‘I love the sensitivity, honesty & humour of women’
Our fave fashion guru, Gok Wan, gives us an insight into his life and loves, and shares some failsafe style advice
TV presenter and stylist Gok Wan shares his passion for fashion
Stylist and TV presenter Gok, 42, is adding another string to his bow: this autumn, he’s on a nationwide theatre tour with his revealing and hilarious one-man show, Gok: Naked And Baring All. Raised in Leicester, he’s the son of an English mother and a Chinese father. He is single and lives in London.
My fashion career has revolved around women. I was always bored with the ‘shirt and trousers’ idea of styling men. But being able to get under the skin of a woman, to dress her and watch her change and feel fabulous, is an amazing gift and a real pleasure. I found it very hard to let go of the women after my TV series How
To Look Good Naked. By the end of it, it was as though I had a whole football team of women in my head and I was attached to every one of them. I think I’d make a good counsellor. I never judge anyone, I’m never shocked and I genuinely like people. I hope all of that will come across in my new stage show, too.
I was at the height of my eating problems during How To Look Good Naked. I was underweight and massively controlling what I ate, but I was too afraid to own up in case I lost my job. I now see so much of the empathy I had for my women came about precisely because I knew exactly what they were going through. If I’d been perfectly okay, we’d have had a very different show.
I much prefer female to male company. I love the sensitivity, honesty and humour of women. They’re more on my wavelength. It’s why I have so many more female friends than males.
I only found the confidence to do a live show quite recently. When I turned 40, something happened: I suddenly stopped caring about what everybody thought of me. Now my confidence is at an all-time high – I’m ready to go on stage and tell it exactly as it is without blushes, self-doubt or feeling the need to censor myself. I intend to talk about everything, from my work to my eating disorders, with relationship stuff and being a gay, single man thrown in.
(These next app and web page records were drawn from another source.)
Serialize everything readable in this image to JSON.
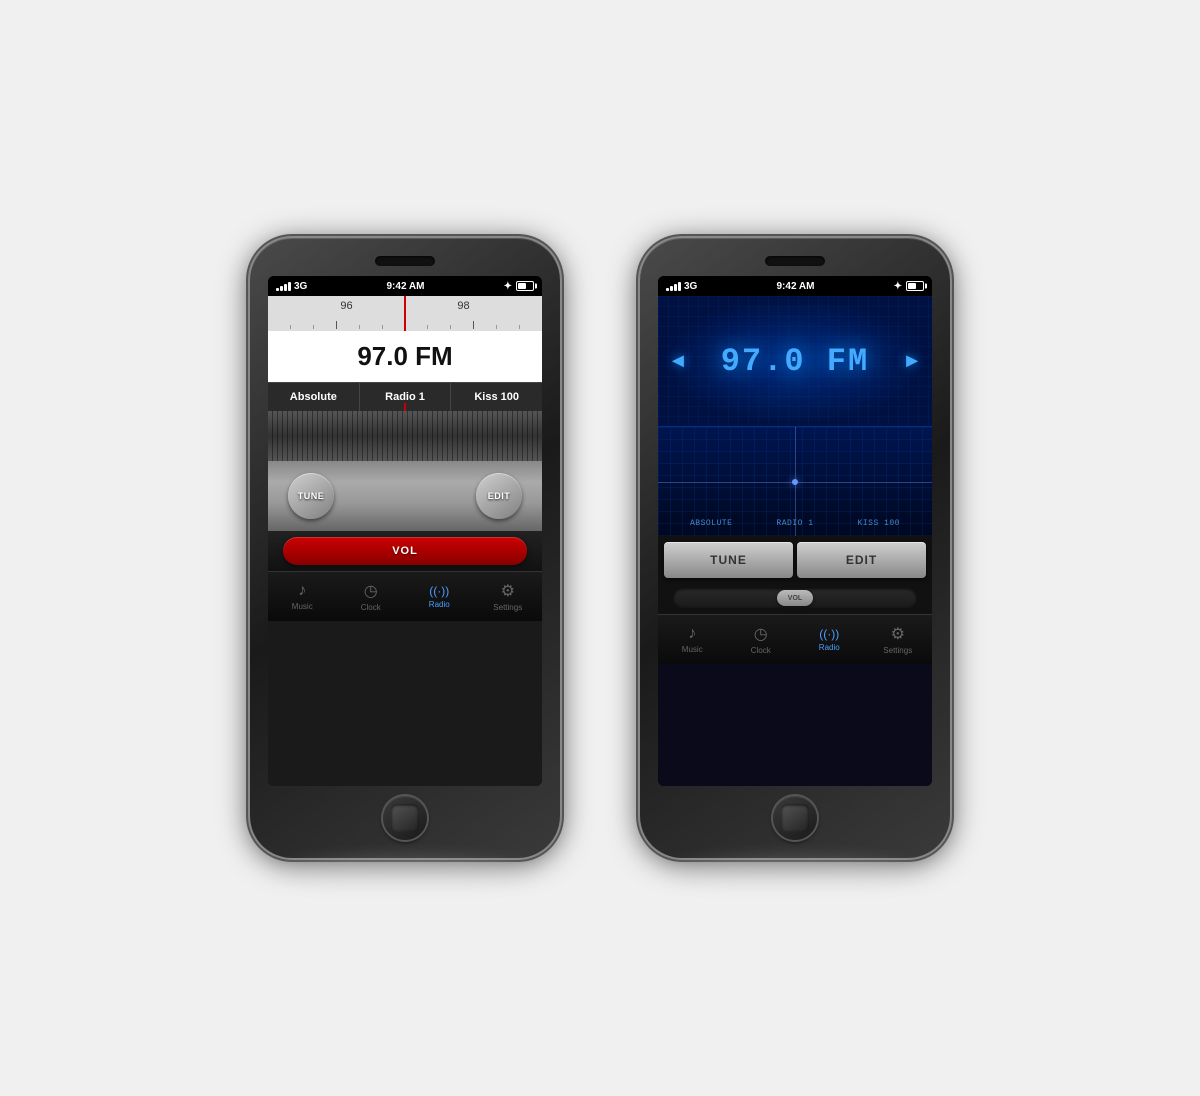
{
  "page": {
    "background_color": "#f0f0f0"
  },
  "left_phone": {
    "status": {
      "signal": "3G",
      "time": "9:42 AM",
      "bluetooth": true,
      "battery": true
    },
    "tuner": {
      "scale_numbers": [
        "96",
        "98"
      ],
      "frequency": "97.0 FM"
    },
    "presets": [
      {
        "label": "Absolute"
      },
      {
        "label": "Radio 1"
      },
      {
        "label": "Kiss 100"
      }
    ],
    "controls": {
      "tune_label": "TUNE",
      "edit_label": "EDIT",
      "vol_label": "VOL"
    },
    "tabs": [
      {
        "label": "Music",
        "icon": "♪",
        "active": false
      },
      {
        "label": "Clock",
        "icon": "◷",
        "active": false
      },
      {
        "label": "Radio",
        "icon": "((·))",
        "active": true
      },
      {
        "label": "Settings",
        "icon": "⚙",
        "active": false
      }
    ]
  },
  "right_phone": {
    "status": {
      "signal": "3G",
      "time": "9:42 AM",
      "bluetooth": true,
      "battery": true
    },
    "display": {
      "frequency": "97.0 FM",
      "arrow_left": "◄",
      "arrow_right": "►"
    },
    "presets": [
      {
        "label": "ABSOLUTE"
      },
      {
        "label": "RADIO 1"
      },
      {
        "label": "KISS 100"
      }
    ],
    "controls": {
      "tune_label": "TUNE",
      "edit_label": "EDIT",
      "vol_label": "VOL"
    },
    "tabs": [
      {
        "label": "Music",
        "icon": "♪",
        "active": false
      },
      {
        "label": "Clock",
        "icon": "◷",
        "active": false
      },
      {
        "label": "Radio",
        "icon": "((·))",
        "active": true
      },
      {
        "label": "Settings",
        "icon": "⚙",
        "active": false
      }
    ]
  }
}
The stage show won’t be dull. There’ll be lots of laughs, too, and stories about the wild and wonderful things that have happened in my life. I’m a magnet for colourful people and vivid experiences. I still run my life in a childlike way – if there’s anything going on that’s a little bit naughty and really shouldn’t be happening, you can probably find me at the centre of it all. I get it from my father, who’s a very naughty 76-year-old, going on 16.
My life has turned out in unexpected ways. I should have been delivering prawn crackers for my dad’s takeaway Chinese restaurant until I was 70. But, somehow, one day the planets aligned and I saw a little tiny window of escape in the form of applying to drama school, and later a career in fashion. I jumped not knowing what floor I was on or how far I might fall. My life would be completely different if I hadn’t.
There is love in abundance in my family. It means that, if necessary, I can pick up the phone, or visit, or, at times, scream for love and it’s always there. Mostly, that’s a wonderful thing, although it can be suffocating and it can also stop you working to resolve things. I think that sometimes it might be better not to have that safety blanket.
I grew up with an elder brother and sister in a bustling household. It was also full of ‘cousins’ – anyone in Leicester who looked a little bit Asian! They would flock to our house where my mum would give them cuddles and noodle soup, and my dad would tell them off. It was a wonderful, warm sort of upbringing.
I was seriously bullied as a child and as a teenager. I was targeted for being overweight, half Chinese and gay. It gave me greater empathy, not just for the bullied but, in time, for the bullies themselves. I had to get inside their heads, and I realised they’re not the happiest people. In some ways, I felt sorrier for them than I did for myself.
When I perform my show, I want my mum and dad to be in the audience. But maybe not at one of the first few shows. These will be raw, exciting and on the edge, and I’d rather they see it when I feel more in control of the material. In the end, I’ll be revealing things even they don’t know. It will be the most undressed I’ve been in front of them since I was a baby. It’s not called Naked And Baring All for nothing!
Gok’s tour kicks off in Norwich on 30 October. For tickets, visit gokwan.com
‘When I turned 40, I stopped caring what everybody thought about me’